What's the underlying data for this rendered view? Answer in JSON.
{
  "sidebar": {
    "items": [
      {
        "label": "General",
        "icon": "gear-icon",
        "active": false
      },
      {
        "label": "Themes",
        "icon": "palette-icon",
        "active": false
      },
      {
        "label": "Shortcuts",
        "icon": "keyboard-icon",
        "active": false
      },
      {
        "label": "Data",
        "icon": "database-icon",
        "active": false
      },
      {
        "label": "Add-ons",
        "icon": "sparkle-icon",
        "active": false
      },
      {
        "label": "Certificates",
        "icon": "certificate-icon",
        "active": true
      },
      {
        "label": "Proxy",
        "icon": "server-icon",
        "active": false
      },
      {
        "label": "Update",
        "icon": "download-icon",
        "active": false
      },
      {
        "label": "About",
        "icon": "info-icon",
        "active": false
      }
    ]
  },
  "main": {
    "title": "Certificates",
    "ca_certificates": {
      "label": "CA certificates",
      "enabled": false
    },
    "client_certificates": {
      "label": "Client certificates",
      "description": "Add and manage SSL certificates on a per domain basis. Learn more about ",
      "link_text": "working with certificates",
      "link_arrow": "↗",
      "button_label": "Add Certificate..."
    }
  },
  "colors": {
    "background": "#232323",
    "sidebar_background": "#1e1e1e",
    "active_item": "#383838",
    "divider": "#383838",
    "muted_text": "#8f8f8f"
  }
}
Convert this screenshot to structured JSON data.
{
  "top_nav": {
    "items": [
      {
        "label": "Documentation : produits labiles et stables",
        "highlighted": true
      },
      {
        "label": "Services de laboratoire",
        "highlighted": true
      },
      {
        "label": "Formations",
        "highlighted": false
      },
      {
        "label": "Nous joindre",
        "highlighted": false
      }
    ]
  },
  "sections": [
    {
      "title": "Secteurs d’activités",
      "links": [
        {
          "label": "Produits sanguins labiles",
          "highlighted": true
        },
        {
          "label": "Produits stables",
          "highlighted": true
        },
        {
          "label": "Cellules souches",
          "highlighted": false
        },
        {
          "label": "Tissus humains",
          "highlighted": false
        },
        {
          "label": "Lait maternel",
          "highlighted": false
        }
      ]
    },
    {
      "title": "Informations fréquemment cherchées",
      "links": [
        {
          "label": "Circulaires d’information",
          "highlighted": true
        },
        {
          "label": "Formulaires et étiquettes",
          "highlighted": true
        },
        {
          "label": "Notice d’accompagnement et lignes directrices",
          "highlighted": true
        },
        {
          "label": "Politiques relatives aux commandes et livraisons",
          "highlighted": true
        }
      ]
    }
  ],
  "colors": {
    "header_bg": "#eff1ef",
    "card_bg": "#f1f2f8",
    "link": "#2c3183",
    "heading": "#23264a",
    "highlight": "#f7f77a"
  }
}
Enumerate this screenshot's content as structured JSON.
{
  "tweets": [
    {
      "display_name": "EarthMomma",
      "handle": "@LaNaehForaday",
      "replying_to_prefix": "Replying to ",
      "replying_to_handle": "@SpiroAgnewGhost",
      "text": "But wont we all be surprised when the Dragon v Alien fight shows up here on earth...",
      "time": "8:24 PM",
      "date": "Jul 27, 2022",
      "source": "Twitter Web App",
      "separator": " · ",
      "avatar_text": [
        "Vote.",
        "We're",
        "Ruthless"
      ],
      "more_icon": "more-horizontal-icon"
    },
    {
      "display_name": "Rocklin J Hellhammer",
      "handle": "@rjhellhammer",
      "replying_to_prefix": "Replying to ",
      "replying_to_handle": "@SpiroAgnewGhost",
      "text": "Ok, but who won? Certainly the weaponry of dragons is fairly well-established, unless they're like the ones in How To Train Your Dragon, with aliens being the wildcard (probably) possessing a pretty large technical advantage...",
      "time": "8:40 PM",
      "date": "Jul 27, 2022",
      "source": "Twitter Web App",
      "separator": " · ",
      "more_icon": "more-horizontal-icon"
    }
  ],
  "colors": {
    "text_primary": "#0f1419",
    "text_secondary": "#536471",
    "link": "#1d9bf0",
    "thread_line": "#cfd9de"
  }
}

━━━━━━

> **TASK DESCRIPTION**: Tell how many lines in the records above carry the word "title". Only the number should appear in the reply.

> **SOLUTION BELOW**: 3